Wilson was succeeded in the office on an interim basis by his long-term assistant, Millard Perkins, who did not seek the position in the 1948 election instead won by W. E. Anderson, also of Tangipahoa Parish. Anderson died in office in 1952 before he could begin his second elected term. Anderson was succeeded by Dave L. Pearce of Oak Grove in West Carroll Parish, who was originally appointed to the vacancy by Governor Earl Kemp Long.[5]

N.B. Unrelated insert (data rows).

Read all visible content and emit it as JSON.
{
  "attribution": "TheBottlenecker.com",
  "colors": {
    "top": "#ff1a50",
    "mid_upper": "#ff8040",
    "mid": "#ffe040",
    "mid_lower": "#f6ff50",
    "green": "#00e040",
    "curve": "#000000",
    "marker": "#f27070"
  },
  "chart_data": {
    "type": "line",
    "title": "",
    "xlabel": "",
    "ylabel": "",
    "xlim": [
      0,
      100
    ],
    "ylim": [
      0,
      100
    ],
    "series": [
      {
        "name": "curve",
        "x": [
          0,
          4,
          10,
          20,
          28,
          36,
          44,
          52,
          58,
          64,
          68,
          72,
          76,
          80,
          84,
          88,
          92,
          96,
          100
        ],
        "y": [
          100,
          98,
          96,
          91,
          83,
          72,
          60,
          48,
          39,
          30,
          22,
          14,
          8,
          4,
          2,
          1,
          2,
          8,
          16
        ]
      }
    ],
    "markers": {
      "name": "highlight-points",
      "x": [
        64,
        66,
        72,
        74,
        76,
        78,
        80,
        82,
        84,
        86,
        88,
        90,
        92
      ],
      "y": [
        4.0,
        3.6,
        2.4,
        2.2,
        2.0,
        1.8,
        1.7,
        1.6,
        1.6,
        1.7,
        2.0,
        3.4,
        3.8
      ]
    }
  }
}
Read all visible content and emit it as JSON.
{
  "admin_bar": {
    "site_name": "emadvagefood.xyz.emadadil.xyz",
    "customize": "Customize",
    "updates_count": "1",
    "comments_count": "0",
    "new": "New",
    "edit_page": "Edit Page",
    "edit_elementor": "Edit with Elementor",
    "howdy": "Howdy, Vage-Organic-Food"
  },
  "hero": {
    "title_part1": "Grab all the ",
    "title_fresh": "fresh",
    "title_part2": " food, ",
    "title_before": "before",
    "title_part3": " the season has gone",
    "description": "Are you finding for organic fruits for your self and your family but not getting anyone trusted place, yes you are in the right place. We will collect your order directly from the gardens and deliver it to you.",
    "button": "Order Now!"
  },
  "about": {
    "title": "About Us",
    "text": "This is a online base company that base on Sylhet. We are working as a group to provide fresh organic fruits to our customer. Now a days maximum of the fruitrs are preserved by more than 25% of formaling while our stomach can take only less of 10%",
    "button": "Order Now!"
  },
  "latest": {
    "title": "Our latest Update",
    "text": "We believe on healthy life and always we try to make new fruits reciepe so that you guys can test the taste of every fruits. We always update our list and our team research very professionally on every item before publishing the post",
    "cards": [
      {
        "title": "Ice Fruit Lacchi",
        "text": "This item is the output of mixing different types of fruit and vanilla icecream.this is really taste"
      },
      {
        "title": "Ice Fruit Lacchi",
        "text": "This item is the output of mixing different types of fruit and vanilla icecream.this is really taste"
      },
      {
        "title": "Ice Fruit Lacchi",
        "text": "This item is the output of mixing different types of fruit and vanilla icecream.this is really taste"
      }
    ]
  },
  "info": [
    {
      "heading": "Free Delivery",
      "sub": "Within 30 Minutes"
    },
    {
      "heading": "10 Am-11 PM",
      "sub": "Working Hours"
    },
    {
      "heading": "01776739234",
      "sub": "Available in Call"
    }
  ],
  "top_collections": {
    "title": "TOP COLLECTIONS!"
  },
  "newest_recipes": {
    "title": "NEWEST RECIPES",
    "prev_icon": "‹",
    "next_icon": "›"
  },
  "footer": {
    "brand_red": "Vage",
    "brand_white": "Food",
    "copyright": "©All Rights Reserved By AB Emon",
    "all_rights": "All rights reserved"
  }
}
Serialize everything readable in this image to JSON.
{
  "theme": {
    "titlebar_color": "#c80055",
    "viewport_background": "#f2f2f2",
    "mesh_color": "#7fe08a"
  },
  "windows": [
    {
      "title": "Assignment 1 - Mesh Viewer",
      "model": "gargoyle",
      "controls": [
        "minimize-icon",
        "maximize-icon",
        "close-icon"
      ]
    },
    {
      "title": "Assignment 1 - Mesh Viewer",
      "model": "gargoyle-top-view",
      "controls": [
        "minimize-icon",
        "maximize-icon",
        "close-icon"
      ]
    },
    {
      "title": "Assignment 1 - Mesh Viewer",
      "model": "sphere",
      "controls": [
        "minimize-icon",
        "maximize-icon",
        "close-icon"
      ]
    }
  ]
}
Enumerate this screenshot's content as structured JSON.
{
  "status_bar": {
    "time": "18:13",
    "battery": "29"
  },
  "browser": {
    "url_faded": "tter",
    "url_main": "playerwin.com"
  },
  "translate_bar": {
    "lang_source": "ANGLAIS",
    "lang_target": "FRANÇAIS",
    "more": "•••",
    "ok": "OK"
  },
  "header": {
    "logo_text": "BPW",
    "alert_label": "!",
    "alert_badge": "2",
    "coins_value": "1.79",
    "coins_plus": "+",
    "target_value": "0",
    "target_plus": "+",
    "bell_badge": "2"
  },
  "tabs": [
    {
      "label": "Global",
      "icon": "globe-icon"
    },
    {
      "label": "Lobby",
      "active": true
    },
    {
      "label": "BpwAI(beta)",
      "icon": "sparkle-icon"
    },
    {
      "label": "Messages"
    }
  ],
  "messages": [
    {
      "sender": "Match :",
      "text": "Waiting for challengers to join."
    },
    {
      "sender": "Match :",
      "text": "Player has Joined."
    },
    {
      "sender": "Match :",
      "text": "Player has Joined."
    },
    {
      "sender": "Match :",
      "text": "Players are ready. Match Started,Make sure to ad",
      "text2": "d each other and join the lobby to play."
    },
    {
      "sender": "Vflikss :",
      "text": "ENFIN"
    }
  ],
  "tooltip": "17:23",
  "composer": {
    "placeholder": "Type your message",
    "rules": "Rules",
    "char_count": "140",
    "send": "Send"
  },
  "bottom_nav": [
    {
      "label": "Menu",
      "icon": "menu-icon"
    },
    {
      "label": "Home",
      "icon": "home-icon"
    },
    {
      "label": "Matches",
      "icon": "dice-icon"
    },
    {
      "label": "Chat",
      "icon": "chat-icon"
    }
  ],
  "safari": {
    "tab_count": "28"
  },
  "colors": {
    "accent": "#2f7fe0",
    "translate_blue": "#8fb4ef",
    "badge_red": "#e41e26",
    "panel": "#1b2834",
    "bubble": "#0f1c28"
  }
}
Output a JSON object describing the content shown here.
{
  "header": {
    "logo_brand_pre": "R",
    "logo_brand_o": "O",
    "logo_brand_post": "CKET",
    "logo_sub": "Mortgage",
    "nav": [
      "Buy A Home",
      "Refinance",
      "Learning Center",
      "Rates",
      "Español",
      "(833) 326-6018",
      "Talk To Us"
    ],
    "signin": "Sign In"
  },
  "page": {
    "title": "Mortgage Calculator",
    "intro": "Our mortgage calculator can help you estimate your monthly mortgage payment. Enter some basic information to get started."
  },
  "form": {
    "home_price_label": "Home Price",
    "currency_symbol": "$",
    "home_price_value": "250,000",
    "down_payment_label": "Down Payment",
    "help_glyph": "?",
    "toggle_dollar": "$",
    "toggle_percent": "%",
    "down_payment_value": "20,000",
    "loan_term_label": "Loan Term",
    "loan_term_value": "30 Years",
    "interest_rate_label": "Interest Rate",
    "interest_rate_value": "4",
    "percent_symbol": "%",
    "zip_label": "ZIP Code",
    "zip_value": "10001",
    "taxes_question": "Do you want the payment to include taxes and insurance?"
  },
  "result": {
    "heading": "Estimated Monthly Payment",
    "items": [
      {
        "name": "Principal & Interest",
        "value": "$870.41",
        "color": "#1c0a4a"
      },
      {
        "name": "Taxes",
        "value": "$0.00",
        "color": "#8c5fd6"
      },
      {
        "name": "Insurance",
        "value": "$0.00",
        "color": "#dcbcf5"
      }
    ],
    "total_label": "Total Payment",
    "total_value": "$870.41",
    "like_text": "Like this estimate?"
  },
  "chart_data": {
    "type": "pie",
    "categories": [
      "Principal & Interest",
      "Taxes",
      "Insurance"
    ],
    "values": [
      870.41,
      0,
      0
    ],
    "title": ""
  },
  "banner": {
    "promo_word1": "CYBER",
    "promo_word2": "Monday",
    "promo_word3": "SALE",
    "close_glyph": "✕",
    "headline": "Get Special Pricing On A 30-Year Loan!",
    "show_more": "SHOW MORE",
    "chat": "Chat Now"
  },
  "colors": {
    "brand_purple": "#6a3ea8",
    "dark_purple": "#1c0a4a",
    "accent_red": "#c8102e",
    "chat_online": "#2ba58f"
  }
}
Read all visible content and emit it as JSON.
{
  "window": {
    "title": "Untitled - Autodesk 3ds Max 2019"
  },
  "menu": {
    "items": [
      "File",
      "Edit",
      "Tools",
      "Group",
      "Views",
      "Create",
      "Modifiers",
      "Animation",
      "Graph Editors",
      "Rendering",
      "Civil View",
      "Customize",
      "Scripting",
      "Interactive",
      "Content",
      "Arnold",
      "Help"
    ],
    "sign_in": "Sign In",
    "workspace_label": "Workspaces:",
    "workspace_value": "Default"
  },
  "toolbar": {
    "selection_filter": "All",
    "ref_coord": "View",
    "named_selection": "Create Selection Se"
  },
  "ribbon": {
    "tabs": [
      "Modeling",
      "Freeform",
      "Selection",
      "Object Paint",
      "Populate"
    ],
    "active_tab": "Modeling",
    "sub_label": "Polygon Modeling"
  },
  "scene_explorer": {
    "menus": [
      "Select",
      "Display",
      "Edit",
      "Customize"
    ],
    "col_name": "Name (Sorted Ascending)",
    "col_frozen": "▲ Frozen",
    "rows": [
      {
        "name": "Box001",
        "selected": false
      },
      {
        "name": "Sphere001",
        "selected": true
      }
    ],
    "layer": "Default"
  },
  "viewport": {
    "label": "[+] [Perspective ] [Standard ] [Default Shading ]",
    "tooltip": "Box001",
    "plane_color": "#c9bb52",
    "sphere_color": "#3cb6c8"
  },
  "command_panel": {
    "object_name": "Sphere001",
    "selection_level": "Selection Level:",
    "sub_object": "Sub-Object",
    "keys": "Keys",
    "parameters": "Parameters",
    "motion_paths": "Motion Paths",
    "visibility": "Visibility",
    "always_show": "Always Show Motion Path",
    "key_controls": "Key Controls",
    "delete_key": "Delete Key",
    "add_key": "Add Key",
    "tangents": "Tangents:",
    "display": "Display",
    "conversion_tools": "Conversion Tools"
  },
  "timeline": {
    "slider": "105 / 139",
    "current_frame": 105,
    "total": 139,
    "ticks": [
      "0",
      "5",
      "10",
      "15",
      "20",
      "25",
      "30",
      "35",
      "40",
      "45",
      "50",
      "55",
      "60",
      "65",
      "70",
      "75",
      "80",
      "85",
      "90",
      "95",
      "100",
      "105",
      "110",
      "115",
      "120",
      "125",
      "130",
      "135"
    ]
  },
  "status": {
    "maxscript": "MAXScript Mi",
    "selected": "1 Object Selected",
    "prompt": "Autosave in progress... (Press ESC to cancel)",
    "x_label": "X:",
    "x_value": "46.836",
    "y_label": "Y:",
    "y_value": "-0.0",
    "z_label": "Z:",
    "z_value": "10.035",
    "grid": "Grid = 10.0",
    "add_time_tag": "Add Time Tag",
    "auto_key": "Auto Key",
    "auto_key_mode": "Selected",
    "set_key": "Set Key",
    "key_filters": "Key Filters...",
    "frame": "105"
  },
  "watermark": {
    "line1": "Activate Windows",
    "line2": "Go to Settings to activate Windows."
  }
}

Justin Wilson, the best known of the Wilson children, was the youngest of four daughters and three sons of Harry Wilson and his wife, the former Olivette Mintern Toadvin (1880-1976), who was of French descent and known as Olivet Wilson.[1] Justin was born in Roseland near Amite. Justin's older sister, Minette Wilson Kemp, was the wife of Bolivar Edwards Kemp, Jr., the state attorney general from 1948 to 1952.

It was his mother, an expert in the improvisation of meals, who taught Justin how to cook. Olivet Wilson was also a composer and pianist of instrumental music who was still performing on occasion into her nineties.[10]

Harry Wilson is interred at Amite Cemetery.[2] alongside his wife. Justin Wilson is interred at the Saint William Catholic Cemetery in Port Vincent in Livingston Parish.

References

  1. 1.0 1.1 1.2 Harry D. Wilson (1869-1948). records.ancestry.com. Retrieved on June 20, 2013; material may not be on-line.
  2. 2.0 2.1 Harry D. Wilson obituary, The Baton Rouge Advocate, January 8, 1948.
  3. Early History and Families of Amite. familytreemaker.genealogy.com. Retrieved on November 13, 2019.
  4. Membership in the Louisiana House of Representatives, 1812-2020. Louisiana House of Representatives (house.louisiana.gov). Retrieved on May 1, 2013.
  5. 5.0 5.1 5.2 Bill Sherman. "Louisiana ag chiefs: past and present," July 3, 2008. ldaf.state.la.us. Retrieved on May 1, 2013; no longer on-line.
  6. LOUISIANA CONTEST UP IN HOUSE TODAY; Rivalry for Seat Between Mrs. Kemp and Sanders Involves Fight on Long. MAY GO TO A COMMITTEE Democrats to Hold Caucus to End Rule for 145 Signatures on Petition. The New York Times (January 3, 1934). Retrieved on June 13, 2013.
  7. HOUSE UPHOLDS BAN ON LOUISIANA SEAT; Elections Committee Is Sustained on Ruling Out of Mrs. Kemp and Sanders. The New York Times, January 30, 1934, p. 3. Retrieved on November 13, 2019; under pay wall.
  8. Lallie Kemp Medical Center. healthgrades.com. Retrieved on November 13, 2019.
  9. Historical Timeline. lsuhospitals.org. Retrieved on November 13, 2013; no longer on-line.
  10. Let's Have a Party!. blog.wfmu.org. Retrieved on November 13, 2019.